=== Problem description ===
Search the entries below. Return every line that has "title" in it.

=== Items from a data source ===

*** Block opens ***

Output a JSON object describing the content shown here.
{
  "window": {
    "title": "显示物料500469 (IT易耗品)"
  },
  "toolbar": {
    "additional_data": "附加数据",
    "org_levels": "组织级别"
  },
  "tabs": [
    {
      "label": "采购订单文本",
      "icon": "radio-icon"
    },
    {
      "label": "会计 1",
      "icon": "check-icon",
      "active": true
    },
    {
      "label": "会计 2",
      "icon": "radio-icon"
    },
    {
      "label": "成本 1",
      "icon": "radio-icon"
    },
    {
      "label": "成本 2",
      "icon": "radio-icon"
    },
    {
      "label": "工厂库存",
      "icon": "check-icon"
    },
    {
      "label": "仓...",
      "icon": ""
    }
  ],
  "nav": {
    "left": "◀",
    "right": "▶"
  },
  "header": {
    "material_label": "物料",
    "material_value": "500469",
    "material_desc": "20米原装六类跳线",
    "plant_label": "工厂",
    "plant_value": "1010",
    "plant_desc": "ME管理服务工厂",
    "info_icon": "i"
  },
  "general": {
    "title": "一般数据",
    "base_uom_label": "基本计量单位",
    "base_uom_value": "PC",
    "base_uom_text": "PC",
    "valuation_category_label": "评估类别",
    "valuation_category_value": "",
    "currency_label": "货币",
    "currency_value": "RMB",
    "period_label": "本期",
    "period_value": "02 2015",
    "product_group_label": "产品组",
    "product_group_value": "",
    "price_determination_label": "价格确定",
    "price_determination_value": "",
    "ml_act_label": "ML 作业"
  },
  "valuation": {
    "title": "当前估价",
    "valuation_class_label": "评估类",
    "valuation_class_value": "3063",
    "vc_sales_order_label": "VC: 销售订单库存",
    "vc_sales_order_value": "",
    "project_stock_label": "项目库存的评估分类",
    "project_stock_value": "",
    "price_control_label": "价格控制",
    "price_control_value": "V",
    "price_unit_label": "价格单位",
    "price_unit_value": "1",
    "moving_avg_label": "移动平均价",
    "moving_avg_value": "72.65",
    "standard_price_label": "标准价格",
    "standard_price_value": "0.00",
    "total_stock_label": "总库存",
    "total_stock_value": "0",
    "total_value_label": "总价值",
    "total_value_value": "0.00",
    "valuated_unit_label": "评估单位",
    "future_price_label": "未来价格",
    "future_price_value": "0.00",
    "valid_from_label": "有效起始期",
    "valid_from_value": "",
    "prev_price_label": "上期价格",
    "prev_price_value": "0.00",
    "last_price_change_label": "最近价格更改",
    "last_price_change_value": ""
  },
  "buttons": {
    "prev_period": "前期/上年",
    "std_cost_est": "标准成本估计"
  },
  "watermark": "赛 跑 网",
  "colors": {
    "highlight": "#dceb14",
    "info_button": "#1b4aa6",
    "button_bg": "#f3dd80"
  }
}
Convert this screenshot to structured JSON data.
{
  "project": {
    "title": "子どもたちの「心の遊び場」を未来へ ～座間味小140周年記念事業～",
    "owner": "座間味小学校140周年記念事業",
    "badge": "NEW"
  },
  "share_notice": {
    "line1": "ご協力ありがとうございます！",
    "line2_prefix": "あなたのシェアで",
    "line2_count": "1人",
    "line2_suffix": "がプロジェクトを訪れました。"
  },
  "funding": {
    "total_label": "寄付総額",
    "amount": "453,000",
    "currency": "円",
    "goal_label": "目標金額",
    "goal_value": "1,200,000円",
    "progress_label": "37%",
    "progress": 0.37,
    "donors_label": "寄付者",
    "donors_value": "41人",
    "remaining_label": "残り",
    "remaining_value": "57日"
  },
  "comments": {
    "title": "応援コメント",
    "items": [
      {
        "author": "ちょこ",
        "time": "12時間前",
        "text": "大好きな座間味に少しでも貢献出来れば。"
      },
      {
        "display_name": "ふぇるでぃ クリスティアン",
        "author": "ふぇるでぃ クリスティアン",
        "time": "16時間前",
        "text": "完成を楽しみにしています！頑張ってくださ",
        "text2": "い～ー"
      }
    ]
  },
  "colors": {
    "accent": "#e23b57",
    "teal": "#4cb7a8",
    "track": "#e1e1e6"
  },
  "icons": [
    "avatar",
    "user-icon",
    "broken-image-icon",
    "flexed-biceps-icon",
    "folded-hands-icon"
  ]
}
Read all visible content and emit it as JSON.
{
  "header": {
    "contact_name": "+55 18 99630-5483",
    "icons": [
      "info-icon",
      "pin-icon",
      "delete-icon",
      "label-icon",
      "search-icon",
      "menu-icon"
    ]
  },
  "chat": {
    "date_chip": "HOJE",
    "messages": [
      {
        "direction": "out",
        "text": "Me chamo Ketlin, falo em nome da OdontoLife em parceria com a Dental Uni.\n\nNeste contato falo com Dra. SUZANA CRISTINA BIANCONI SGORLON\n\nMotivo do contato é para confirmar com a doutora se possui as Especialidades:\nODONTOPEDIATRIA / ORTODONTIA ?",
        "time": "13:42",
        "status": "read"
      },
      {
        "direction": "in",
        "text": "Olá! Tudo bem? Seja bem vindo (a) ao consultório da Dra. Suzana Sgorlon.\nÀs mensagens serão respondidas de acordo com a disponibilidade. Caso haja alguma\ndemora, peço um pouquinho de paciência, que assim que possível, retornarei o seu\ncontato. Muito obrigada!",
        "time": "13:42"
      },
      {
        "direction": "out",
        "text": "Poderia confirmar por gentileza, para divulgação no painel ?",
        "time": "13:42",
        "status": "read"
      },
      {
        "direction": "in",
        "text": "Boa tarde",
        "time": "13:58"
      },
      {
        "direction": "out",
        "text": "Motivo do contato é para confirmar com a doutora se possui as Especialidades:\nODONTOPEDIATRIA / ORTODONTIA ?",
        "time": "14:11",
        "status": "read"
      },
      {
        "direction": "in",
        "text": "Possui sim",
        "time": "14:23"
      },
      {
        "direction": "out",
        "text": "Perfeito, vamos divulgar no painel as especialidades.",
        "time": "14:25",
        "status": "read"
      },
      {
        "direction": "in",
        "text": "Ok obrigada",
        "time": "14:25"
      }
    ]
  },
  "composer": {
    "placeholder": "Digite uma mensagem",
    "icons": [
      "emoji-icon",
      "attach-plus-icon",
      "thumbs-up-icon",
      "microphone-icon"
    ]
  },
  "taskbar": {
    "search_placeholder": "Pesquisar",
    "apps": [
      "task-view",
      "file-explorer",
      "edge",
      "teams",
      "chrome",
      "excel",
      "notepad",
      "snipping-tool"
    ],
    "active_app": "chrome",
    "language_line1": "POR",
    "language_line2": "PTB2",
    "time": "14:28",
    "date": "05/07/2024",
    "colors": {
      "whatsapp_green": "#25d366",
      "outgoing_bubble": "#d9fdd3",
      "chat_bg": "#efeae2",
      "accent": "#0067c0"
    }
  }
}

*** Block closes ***

=== Result ===
    "title": "显示物料500469 (IT易耗品)"
    "title": "一般数据",
    "title": "当前估价",
    "title": "子どもたちの「心の遊び場」を未来へ ～座間味小140周年記念事業～",
    "title": "応援コメント",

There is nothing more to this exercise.